It's kind of impressive what putting your bodily instincts into submission does for spiritual and physical clarity. I've experienced this before with actual fasting, something I've given up as my health and constitution--and now, motherhood--does not allow for the weakness and dizziness brought on by non-eating. But retreating to a mostly Vegan diet, and then going a step further to cut out oil and wine three days a week, is helping me with an addiction to food I've struggled with my entire life.
The addiction is two-fold, existing on the mental and physical level.
Physically, our bodies crave carbs and sugar. Doctors tell you that if you're experiencing fatigue, it's a good idea to cut out carbs, as they make you sleepy. I always found this a bit unrealistic. Had I given it a try, I would have found my solution to the this: cutting out the source of temptation entirely removes opportunity for temptation. You think I would have realized that as a life-long practicing Catholic praying "lead us not into temptation" more times than I can count! In addition to the almost profound absence of craving, I also feel better--more energized, less sleepy.
It's interesting that just three days into this fast, I found this illuminating post about food addiction.
Mentally, I prepared for this fast by praying for the grace to do it. It must be working. In addition, planning meals and snacks around food limitations has opened the floodgates for original, nutritious eating. Things I never would have thought of before, like flavoring lentils with canned whole tomatoes, curry, cinnamon, salt, and pepper for a satisfying, protein-rich, exotic dinner. Tofu noodles sauteed in oil with mushrooms. Pre-packaged coleslaw mix boiled in water with vegetable bouillon for a hassle-free cabbage soup. Once you get into the rhythm, it becomes more and more habit and requires less and less thought. Final result: easy!
When Easter arrives in all its glory, I'm going to celebrate by embracing God's good creation through feasting--chocolate bunnies, soft cheeses, Reese's Easter eggs, honeyed maple ham, and casseroles galore!

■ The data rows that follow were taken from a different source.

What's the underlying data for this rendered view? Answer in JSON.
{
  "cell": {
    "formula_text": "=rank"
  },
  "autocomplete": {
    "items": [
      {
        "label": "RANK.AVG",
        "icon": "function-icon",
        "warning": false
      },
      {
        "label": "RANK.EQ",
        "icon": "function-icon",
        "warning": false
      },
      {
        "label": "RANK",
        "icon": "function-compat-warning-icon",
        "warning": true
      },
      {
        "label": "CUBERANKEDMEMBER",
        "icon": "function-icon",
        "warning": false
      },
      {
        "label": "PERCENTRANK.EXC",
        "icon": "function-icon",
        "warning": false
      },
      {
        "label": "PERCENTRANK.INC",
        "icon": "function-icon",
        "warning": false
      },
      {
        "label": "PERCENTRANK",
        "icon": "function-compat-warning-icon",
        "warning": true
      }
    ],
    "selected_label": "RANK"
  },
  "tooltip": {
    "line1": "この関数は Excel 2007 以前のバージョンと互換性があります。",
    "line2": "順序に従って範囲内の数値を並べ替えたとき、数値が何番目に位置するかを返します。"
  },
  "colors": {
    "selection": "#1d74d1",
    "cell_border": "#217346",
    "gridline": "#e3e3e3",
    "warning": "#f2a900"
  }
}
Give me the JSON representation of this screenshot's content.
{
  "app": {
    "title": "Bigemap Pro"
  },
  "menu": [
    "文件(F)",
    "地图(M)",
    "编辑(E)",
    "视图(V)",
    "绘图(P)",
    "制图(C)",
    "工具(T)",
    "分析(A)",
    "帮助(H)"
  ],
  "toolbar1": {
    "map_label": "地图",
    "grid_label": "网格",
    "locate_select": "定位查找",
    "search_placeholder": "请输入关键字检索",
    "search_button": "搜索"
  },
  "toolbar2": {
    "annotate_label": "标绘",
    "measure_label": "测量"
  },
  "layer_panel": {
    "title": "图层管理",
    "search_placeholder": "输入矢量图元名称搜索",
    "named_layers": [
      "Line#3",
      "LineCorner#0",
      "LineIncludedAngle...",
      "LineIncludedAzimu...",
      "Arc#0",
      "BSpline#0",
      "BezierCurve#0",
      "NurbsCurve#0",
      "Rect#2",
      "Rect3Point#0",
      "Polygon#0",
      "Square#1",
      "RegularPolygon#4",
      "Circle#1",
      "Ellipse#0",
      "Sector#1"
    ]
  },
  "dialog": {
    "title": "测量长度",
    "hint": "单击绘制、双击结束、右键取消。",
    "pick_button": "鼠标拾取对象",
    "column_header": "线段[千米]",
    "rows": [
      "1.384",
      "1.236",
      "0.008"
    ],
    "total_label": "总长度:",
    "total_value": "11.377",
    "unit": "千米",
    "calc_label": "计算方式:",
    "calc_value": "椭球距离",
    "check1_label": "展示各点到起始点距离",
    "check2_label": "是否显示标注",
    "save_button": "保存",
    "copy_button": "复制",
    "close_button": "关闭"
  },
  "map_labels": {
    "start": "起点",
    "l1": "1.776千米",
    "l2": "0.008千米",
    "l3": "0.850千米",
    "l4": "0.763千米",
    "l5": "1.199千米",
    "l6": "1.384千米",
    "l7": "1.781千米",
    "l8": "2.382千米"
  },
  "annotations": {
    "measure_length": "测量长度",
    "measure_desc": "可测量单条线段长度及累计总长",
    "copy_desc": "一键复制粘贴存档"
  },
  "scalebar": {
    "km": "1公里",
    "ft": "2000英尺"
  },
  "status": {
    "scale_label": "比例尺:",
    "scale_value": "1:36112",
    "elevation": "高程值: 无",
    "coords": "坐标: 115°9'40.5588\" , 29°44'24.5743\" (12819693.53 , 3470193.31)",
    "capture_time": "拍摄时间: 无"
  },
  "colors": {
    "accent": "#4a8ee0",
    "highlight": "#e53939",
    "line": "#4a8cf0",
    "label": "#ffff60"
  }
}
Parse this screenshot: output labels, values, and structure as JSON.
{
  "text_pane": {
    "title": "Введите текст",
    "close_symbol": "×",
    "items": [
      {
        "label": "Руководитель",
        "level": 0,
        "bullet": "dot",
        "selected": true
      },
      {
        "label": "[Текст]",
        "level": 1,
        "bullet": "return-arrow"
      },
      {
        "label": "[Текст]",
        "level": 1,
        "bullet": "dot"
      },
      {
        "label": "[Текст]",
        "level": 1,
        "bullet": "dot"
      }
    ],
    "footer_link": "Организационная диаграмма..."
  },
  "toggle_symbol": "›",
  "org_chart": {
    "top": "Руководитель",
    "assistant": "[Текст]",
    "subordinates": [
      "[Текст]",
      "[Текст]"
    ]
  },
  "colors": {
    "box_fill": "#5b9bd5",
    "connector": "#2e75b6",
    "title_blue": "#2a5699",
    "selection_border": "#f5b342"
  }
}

But, after that, I intend to go back to a modified version of this "fast" (it's more of an abstinence, really): add in a bit of lean meat, limited dairy, and sugar only on special occasions. I also want to try to cut out gluten entirely, except . . . well, on special occasions!
As is the way with all created things, food is to be appreciated, enjoyed, taken part of, but not worshiped. The Church has always known and taught this. That is why, in her wisdom, she has set aside certain times of the year for feasts and fasts. Good things are meant to be enjoyed, as long as we are enjoying them, and not the other way around. And to keep our ravenous survival instincts and human nature in check--we are always after more, more, and yet more of a good thing, once we get our hands on it--fasting and abstinence purify and re-center by breaking the hold, if it is there; or otherwise reminding us of our submission to the ultimate good, that which no amount of other good thing can satisfy.
Chesterton, as usual, speaks from a place of profound but childlike wisdom by titling this poem "The Song of Right and Wrong:"
Feast on wine or fast on water,
And your honour shall stand sure,
God Almighty's son and daughter
He the valiant, she the pure;
If an angel out of heaven
Brings you other things to drink,
Thank him for his kind attentions,
Go and pour them down the sink.
Read the rest here, and a joyful fasting to you and yours!